◆ **Work instruction**: Begin at the line containing "Give me the" and end at the final line of the entries. Please reproduce those lines exactly.

----- Data provided -----

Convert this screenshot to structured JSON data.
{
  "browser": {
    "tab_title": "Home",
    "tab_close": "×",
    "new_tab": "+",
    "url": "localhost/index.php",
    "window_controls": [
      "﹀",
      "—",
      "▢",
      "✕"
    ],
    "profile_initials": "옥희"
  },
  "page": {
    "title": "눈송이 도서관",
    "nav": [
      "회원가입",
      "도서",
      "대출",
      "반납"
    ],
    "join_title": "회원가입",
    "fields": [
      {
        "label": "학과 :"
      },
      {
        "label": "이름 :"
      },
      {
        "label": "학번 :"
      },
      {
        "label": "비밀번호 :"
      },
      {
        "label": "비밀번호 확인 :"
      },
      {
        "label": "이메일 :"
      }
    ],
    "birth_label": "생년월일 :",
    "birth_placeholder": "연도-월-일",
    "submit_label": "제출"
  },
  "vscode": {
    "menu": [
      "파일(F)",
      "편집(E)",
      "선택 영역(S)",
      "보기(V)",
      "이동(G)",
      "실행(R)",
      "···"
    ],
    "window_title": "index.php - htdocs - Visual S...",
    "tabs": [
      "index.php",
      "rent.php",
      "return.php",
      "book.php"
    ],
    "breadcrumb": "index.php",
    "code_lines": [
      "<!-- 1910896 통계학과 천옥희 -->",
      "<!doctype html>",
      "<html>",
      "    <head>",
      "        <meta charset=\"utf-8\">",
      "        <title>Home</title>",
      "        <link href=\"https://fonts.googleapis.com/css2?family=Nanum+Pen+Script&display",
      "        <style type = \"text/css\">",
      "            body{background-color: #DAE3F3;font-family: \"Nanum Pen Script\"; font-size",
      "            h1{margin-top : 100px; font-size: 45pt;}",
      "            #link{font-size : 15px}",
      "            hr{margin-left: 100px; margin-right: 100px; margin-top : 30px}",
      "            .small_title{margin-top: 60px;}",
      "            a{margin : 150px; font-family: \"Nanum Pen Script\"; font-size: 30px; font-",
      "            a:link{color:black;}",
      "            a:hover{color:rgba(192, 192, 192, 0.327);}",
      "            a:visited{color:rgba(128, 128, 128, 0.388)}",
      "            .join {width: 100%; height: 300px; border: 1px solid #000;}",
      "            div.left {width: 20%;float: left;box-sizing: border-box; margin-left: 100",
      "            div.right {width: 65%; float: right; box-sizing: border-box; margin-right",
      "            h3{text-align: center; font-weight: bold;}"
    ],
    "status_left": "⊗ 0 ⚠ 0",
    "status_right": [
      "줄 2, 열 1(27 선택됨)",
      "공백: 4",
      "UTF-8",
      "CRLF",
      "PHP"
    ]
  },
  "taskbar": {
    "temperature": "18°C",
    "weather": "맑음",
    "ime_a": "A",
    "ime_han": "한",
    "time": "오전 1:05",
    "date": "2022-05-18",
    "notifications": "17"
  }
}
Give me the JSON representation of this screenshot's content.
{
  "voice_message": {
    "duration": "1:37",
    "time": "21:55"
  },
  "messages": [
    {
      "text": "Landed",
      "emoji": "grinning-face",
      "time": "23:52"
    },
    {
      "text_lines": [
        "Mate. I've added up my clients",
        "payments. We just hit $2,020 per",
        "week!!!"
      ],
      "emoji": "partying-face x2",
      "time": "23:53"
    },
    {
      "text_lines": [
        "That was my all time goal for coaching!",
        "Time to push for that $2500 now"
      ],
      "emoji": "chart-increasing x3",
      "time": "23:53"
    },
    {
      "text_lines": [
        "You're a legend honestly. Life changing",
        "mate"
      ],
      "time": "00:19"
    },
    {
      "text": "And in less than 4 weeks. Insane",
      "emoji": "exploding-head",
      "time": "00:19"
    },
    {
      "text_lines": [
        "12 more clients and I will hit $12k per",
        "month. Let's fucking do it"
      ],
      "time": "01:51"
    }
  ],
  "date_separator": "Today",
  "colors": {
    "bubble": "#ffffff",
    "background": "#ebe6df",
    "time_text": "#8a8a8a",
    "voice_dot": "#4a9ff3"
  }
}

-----

◆ **Result of the exercise**:
Give me the JSON representation of this screenshot's content.
{
  "voice_message": {
    "duration": "1:37",
    "time": "21:55"
  },
  "messages": [
    {
      "text": "Landed",
      "emoji": "grinning-face",
      "time": "23:52"
    },
    {
      "text_lines": [
        "Mate. I've added up my clients",
        "payments. We just hit $2,020 per",
        "week!!!"
      ],
      "emoji": "partying-face x2",
      "time": "23:53"
    },
    {
      "text_lines": [
        "That was my all time goal for coaching!",
        "Time to push for that $2500 now"
      ],
      "emoji": "chart-increasing x3",
      "time": "23:53"
    },
    {
      "text_lines": [
        "You're a legend honestly. Life changing",
        "mate"
      ],
      "time": "00:19"
    },
    {
      "text": "And in less than 4 weeks. Insane",
      "emoji": "exploding-head",
      "time": "00:19"
    },
    {
      "text_lines": [
        "12 more clients and I will hit $12k per",
        "month. Let's fucking do it"
      ],
      "time": "01:51"
    }
  ],
  "date_separator": "Today",
  "colors": {
    "bubble": "#ffffff",
    "background": "#ebe6df",
    "time_text": "#8a8a8a",
    "voice_dot": "#4a9ff3"
  }
}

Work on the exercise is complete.